Hours before the raids, Lt. Col. Andy Ulrich gave his soldiers a pep talk to counter concerns they weren’t on a worthwhile mission.

“You all are combat troops not doing a combat mission, although it looks smells and feels and hurts a lot like combat,” Ulrich said.

“Don’t worry about what the politicians are saying because we have a mission,” he added. “The bad part is, we can’t go kicking the doors ourselves and get these guys. We’ve got to kind of convince Iraqis to do it, but the good part is, they’re kind of willing to do it.”

Iraqi forces across Baghdad appeared to be on heightened alert, aiming to reassure the populace and ward off insurgent attacks to coincide with the change in command.

Intelligence officials had warned al-Qaida in Iraq might use the U.S. military’s shifting mission to launch suicide bombings around the capital in the days leading up to Wednesday’s ceremony. However, the day was relatively quiet, except for a roadside bomb in eastern Baghdad that police said killed one person.

At the Baghdad ceremony, Gen. Ray Odierno, the outgoing commander, formally ended his nearly five-year tour in Iraq on a reflective note.

“This period in Iraq’s history will probably be remembered for sacrifice, resilience and change,” Odierno said. “However, I remember it as a time in which the Iraqi people stood up against tyranny, terrorism and extremism, and decided to determine their own destiny as a people and as a democratic state.”

Then, wistfully using his military call sign one last time, Odierno ended his remarks: “Lion 6 — out.”

Obama ordered the refocusing of the U.S. mission last year to fulfill a campaign promise of ending what he once termed “a dumb war” and one that Gates acknowledged Wednesday was launched without justification. In an address Tuesday night Obama announced the end of American combat, but made clear that this was no victory celebration.

“Of course, violence will not end with our combat mission,” the president said.

Defining the front lines in a war where soldiers who are attacked while delivering supplies could just as easily return fire as Marines while on a raid to round up suspected insurgents has never been easy. Some of the key ongoing threats to the safety of American forces are the same as they’ve always been: rockets, mortars and roadside bombs.

U.S. military officials have said Iranian-backed militias are stepping up their attacks against targets in Baghdad, trying to make it look like they’re driving out the Americans. Since arriving in Iraq, the battalion taking part in the Hawija raids has been hit by rocket and grenade attacks on their patrols and on their base almost every other day.

In the western Iraqi city of Ramadi before the ceremony, Gates told reporters the U.S. would consider keeping some military forces in place past next year, if the Iraqi government requests it.

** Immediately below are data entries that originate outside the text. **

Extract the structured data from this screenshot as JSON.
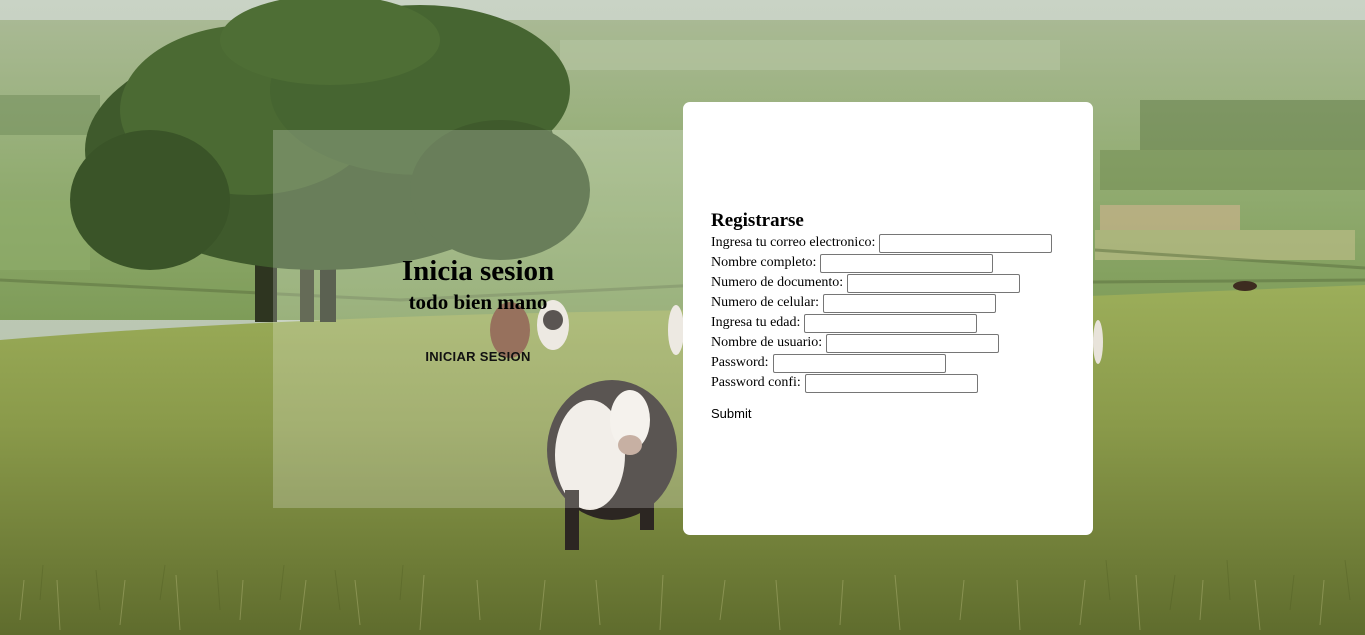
{
  "welcome": {
    "title": "Inicia sesion",
    "subtitle": "todo bien mano",
    "login_button_label": "INICIAR SESION"
  },
  "register": {
    "title": "Registrarse",
    "fields": [
      {
        "label": "Ingresa tu correo electronico:",
        "value": ""
      },
      {
        "label": "Nombre completo:",
        "value": ""
      },
      {
        "label": "Numero de documento:",
        "value": ""
      },
      {
        "label": "Numero de celular:",
        "value": ""
      },
      {
        "label": "Ingresa tu edad:",
        "value": ""
      },
      {
        "label": "Nombre de usuario:",
        "value": ""
      },
      {
        "label": "Password:",
        "value": ""
      },
      {
        "label": "Password confi:",
        "value": ""
      }
    ],
    "submit_label": "Submit"
  },
  "colors": {
    "card_background": "#ffffff",
    "panel_overlay": "rgba(255,255,255,0.22)"
  }
}
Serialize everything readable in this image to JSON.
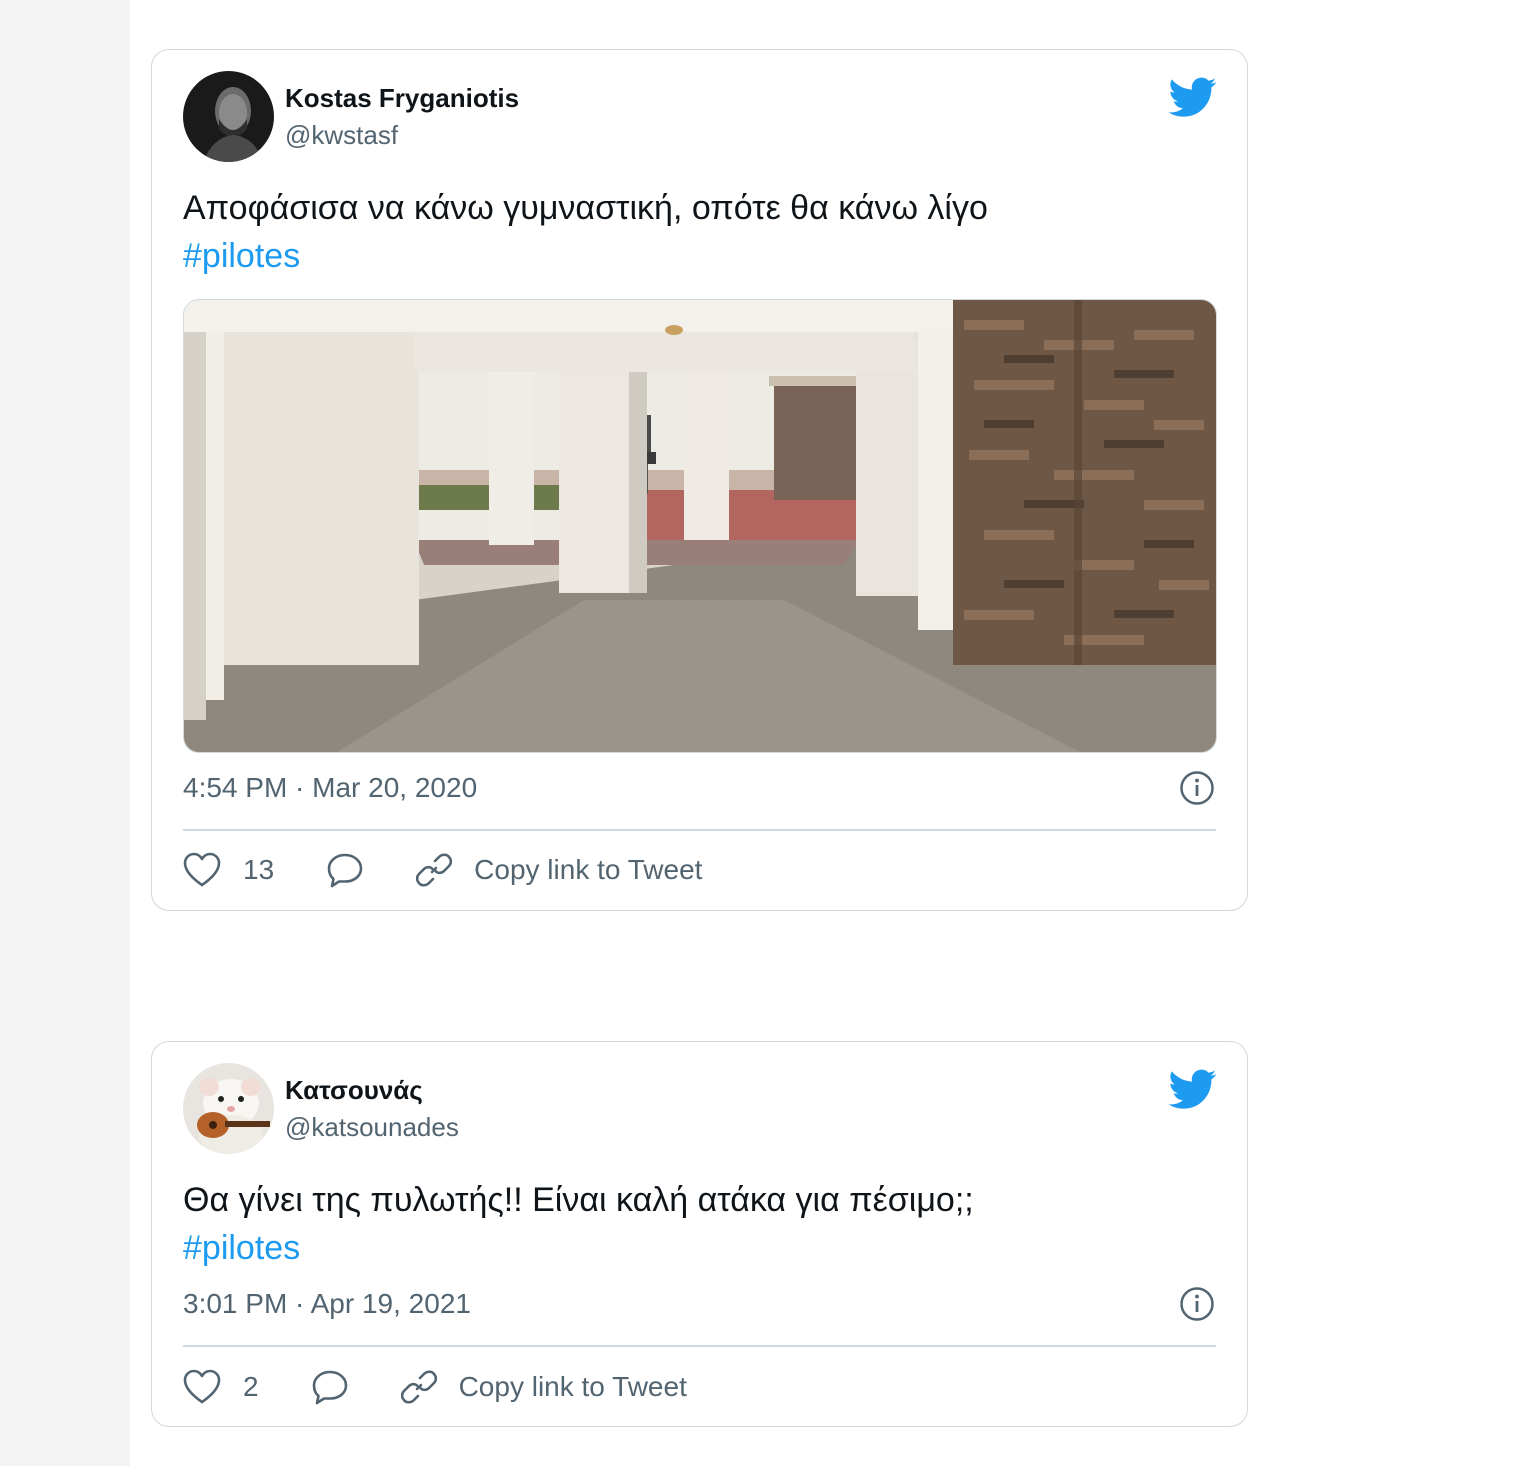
{
  "tweets": [
    {
      "display_name": "Kostas Fryganiotis",
      "handle": "@kwstasf",
      "text": "Αποφάσισα να κάνω γυμναστική, οπότε θα κάνω λίγο",
      "hashtag": "#pilotes",
      "timestamp": "4:54 PM · Mar 20, 2020",
      "likes": "13",
      "copy_link": "Copy link to Tweet",
      "avatar": "man-portrait",
      "media": "empty-pilotis-photo"
    },
    {
      "display_name": "Κατσουνάς",
      "handle": "@katsounades",
      "text": "Θα γίνει της πυλωτής!! Είναι καλή ατάκα για πέσιμο;;",
      "hashtag": "#pilotes",
      "timestamp": "3:01 PM · Apr 19, 2021",
      "likes": "2",
      "copy_link": "Copy link to Tweet",
      "avatar": "rat-with-guitar"
    }
  ],
  "colors": {
    "accent": "#1d9bf0",
    "secondary_text": "#536471",
    "border": "#cfd9de"
  },
  "icons": [
    "twitter-bird-icon",
    "info-icon",
    "heart-icon",
    "reply-icon",
    "link-icon"
  ]
}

Asked whether the U.S. was still at war in Iraq, Gates answered succinctly, “I would say we are not.”

He was less definitive about whether the 7 1/2-year war was worthwhile. More than 4,400 American troops and an estimated 100,000 Iraqis have been killed since the 2003 invasion, and billions of dollars have been poured into the war effort.

Claiming that Saddam had weapons of mass destruction, then-President George W. Bush ordered the invasion with approval of a Congress still reeling from the 9/11 attacks. Bush’s claims were based on faulty intelligence, and the weapons were never found.

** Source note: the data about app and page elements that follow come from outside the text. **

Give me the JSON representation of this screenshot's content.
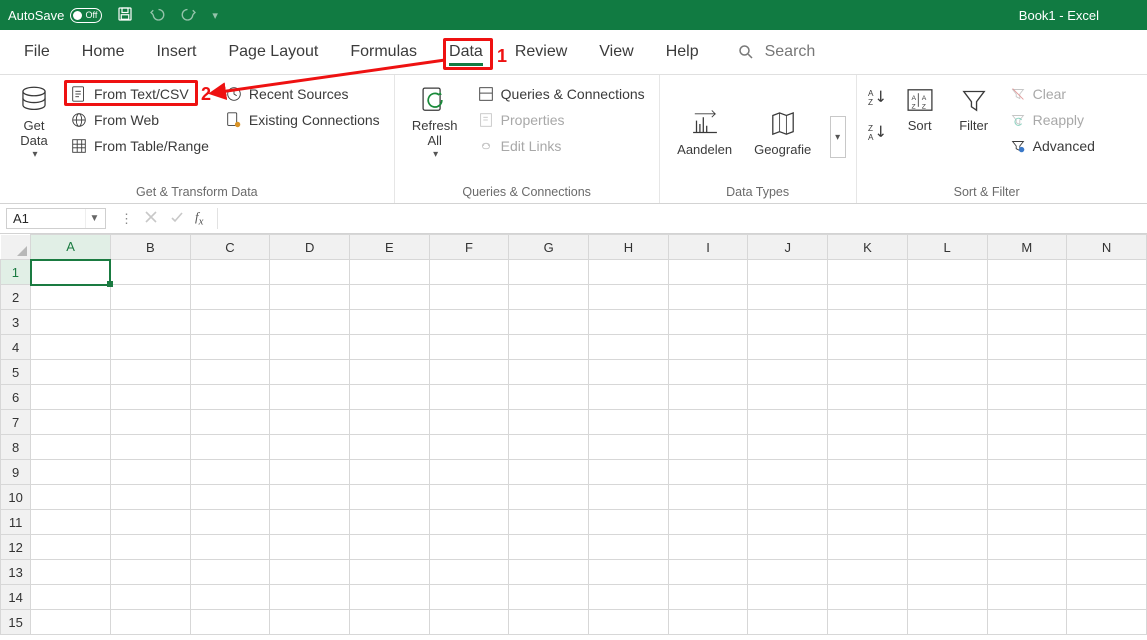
{
  "titlebar": {
    "autosave_label": "AutoSave",
    "autosave_state": "Off",
    "document_title": "Book1  -  Excel"
  },
  "tabs": {
    "file": "File",
    "home": "Home",
    "insert": "Insert",
    "page_layout": "Page Layout",
    "formulas": "Formulas",
    "data": "Data",
    "review": "Review",
    "view": "View",
    "help": "Help",
    "search": "Search"
  },
  "ribbon": {
    "get_transform": {
      "caption": "Get & Transform Data",
      "get_data": "Get Data",
      "from_text_csv": "From Text/CSV",
      "from_web": "From Web",
      "from_table_range": "From Table/Range",
      "recent_sources": "Recent Sources",
      "existing_connections": "Existing Connections"
    },
    "queries": {
      "caption": "Queries & Connections",
      "refresh_all": "Refresh All",
      "queries_connections": "Queries & Connections",
      "properties": "Properties",
      "edit_links": "Edit Links"
    },
    "data_types": {
      "caption": "Data Types",
      "aandelen": "Aandelen",
      "geografie": "Geografie"
    },
    "sort_filter": {
      "caption": "Sort & Filter",
      "sort": "Sort",
      "filter": "Filter",
      "clear": "Clear",
      "reapply": "Reapply",
      "advanced": "Advanced"
    }
  },
  "formula_bar": {
    "name_box": "A1"
  },
  "grid": {
    "columns": [
      "A",
      "B",
      "C",
      "D",
      "E",
      "F",
      "G",
      "H",
      "I",
      "J",
      "K",
      "L",
      "M",
      "N"
    ],
    "rows": [
      1,
      2,
      3,
      4,
      5,
      6,
      7,
      8,
      9,
      10,
      11,
      12,
      13,
      14,
      15
    ],
    "selected_col": "A",
    "selected_row": 1
  },
  "annotations": {
    "num1": "1",
    "num2": "2"
  }
}
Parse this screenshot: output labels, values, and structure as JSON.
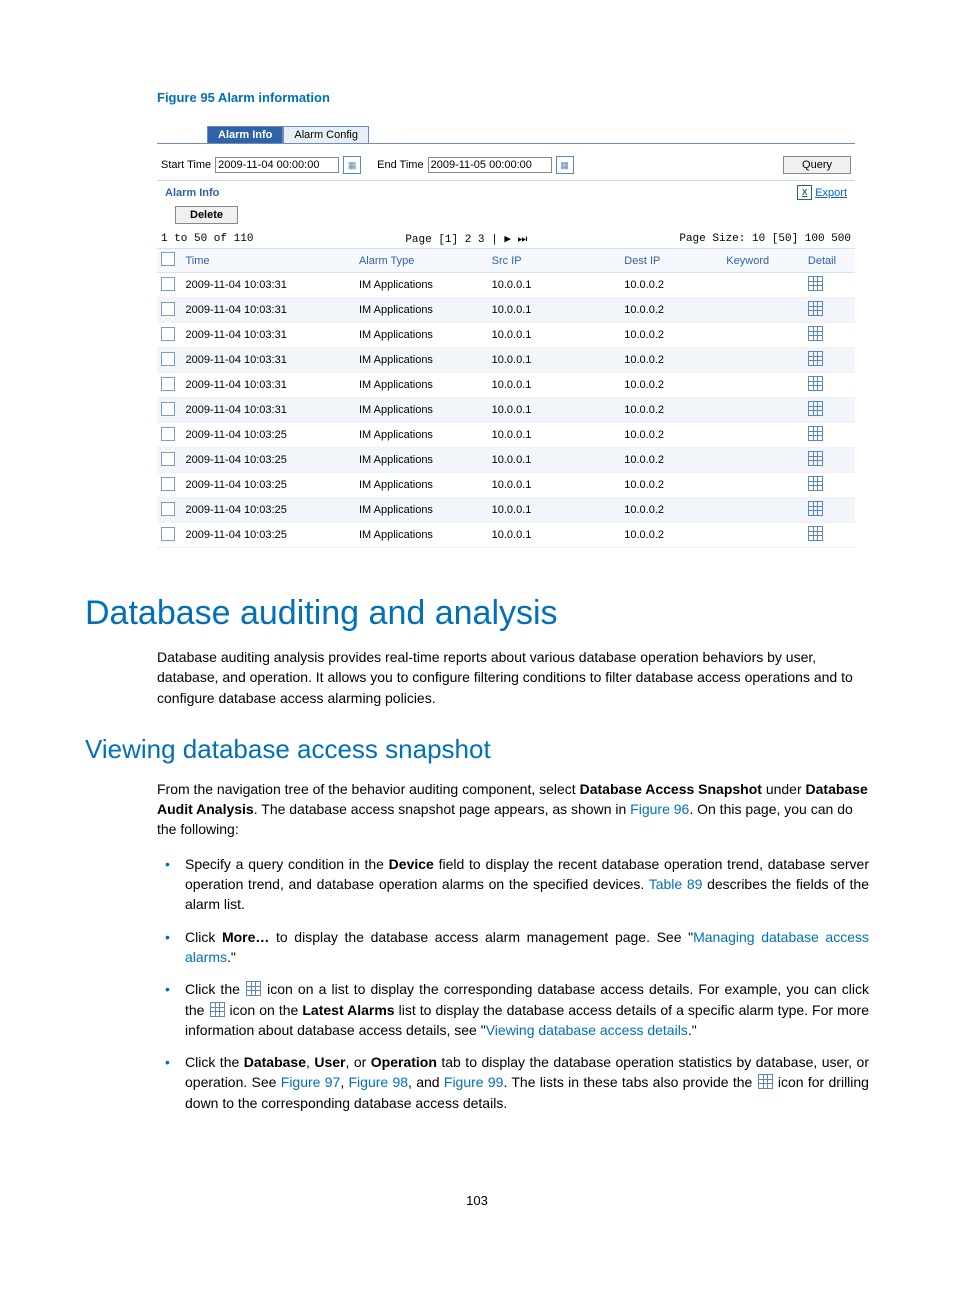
{
  "figure_caption": "Figure 95 Alarm information",
  "screenshot": {
    "tabs": {
      "active": "Alarm Info",
      "other": "Alarm Config"
    },
    "filter": {
      "start_label": "Start Time",
      "start_value": "2009-11-04 00:00:00",
      "end_label": "End Time",
      "end_value": "2009-11-05 00:00:00",
      "query_btn": "Query"
    },
    "section_title": "Alarm Info",
    "export_label": "Export",
    "delete_btn": "Delete",
    "pager": {
      "range": "1 to 50 of 110",
      "pages": "Page [1] 2 3 | ▶ ⏭",
      "size": "Page Size: 10 [50] 100 500"
    },
    "columns": {
      "time": "Time",
      "alarm_type": "Alarm Type",
      "src_ip": "Src IP",
      "dest_ip": "Dest IP",
      "keyword": "Keyword",
      "detail": "Detail"
    },
    "rows": [
      {
        "time": "2009-11-04 10:03:31",
        "type": "IM Applications",
        "src": "10.0.0.1",
        "dest": "10.0.0.2"
      },
      {
        "time": "2009-11-04 10:03:31",
        "type": "IM Applications",
        "src": "10.0.0.1",
        "dest": "10.0.0.2"
      },
      {
        "time": "2009-11-04 10:03:31",
        "type": "IM Applications",
        "src": "10.0.0.1",
        "dest": "10.0.0.2"
      },
      {
        "time": "2009-11-04 10:03:31",
        "type": "IM Applications",
        "src": "10.0.0.1",
        "dest": "10.0.0.2"
      },
      {
        "time": "2009-11-04 10:03:31",
        "type": "IM Applications",
        "src": "10.0.0.1",
        "dest": "10.0.0.2"
      },
      {
        "time": "2009-11-04 10:03:31",
        "type": "IM Applications",
        "src": "10.0.0.1",
        "dest": "10.0.0.2"
      },
      {
        "time": "2009-11-04 10:03:25",
        "type": "IM Applications",
        "src": "10.0.0.1",
        "dest": "10.0.0.2"
      },
      {
        "time": "2009-11-04 10:03:25",
        "type": "IM Applications",
        "src": "10.0.0.1",
        "dest": "10.0.0.2"
      },
      {
        "time": "2009-11-04 10:03:25",
        "type": "IM Applications",
        "src": "10.0.0.1",
        "dest": "10.0.0.2"
      },
      {
        "time": "2009-11-04 10:03:25",
        "type": "IM Applications",
        "src": "10.0.0.1",
        "dest": "10.0.0.2"
      },
      {
        "time": "2009-11-04 10:03:25",
        "type": "IM Applications",
        "src": "10.0.0.1",
        "dest": "10.0.0.2"
      }
    ]
  },
  "h1": "Database auditing and analysis",
  "p1": "Database auditing analysis provides real-time reports about various database operation behaviors by user, database, and operation. It allows you to configure filtering conditions to filter database access operations and to configure database access alarming policies.",
  "h2": "Viewing database access snapshot",
  "p2_a": "From the navigation tree of the behavior auditing component, select ",
  "p2_b": "Database Access Snapshot",
  "p2_c": " under ",
  "p2_d": "Database Audit Analysis",
  "p2_e": ". The database access snapshot page appears, as shown in ",
  "p2_f": "Figure 96",
  "p2_g": ". On this page, you can do the following:",
  "bullets": {
    "b1_a": "Specify a query condition in the ",
    "b1_b": "Device",
    "b1_c": " field to display the recent database operation trend, database server operation trend, and database operation alarms on the specified devices. ",
    "b1_d": "Table 89",
    "b1_e": " describes the fields of the alarm list.",
    "b2_a": "Click ",
    "b2_b": "More…",
    "b2_c": " to display the database access alarm management page. See \"",
    "b2_d": "Managing database access alarms",
    "b2_e": ".\"",
    "b3_a": "Click the ",
    "b3_b": " icon on a list to display the corresponding database access details. For example, you can click the ",
    "b3_c": " icon on the ",
    "b3_d": "Latest Alarms",
    "b3_e": " list to display the database access details of a specific alarm type. For more information about database access details, see \"",
    "b3_f": "Viewing database access details",
    "b3_g": ".\"",
    "b4_a": "Click the ",
    "b4_b": "Database",
    "b4_c": ", ",
    "b4_d": "User",
    "b4_e": ", or ",
    "b4_f": "Operation",
    "b4_g": " tab to display the database operation statistics by database, user, or operation. See ",
    "b4_h": "Figure 97",
    "b4_i": ", ",
    "b4_j": "Figure 98",
    "b4_k": ", and ",
    "b4_l": "Figure 99",
    "b4_m": ". The lists in these tabs also provide the ",
    "b4_n": " icon for drilling down to the corresponding database access details."
  },
  "page_number": "103"
}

“The problem with this war, I think, for many Americans, is that the premise on which we justified going to war turned out not to be valid,” Gates said. “Even if the outcome is a good one from the standpoint of the United States, it’ll always be clouded by how it began.”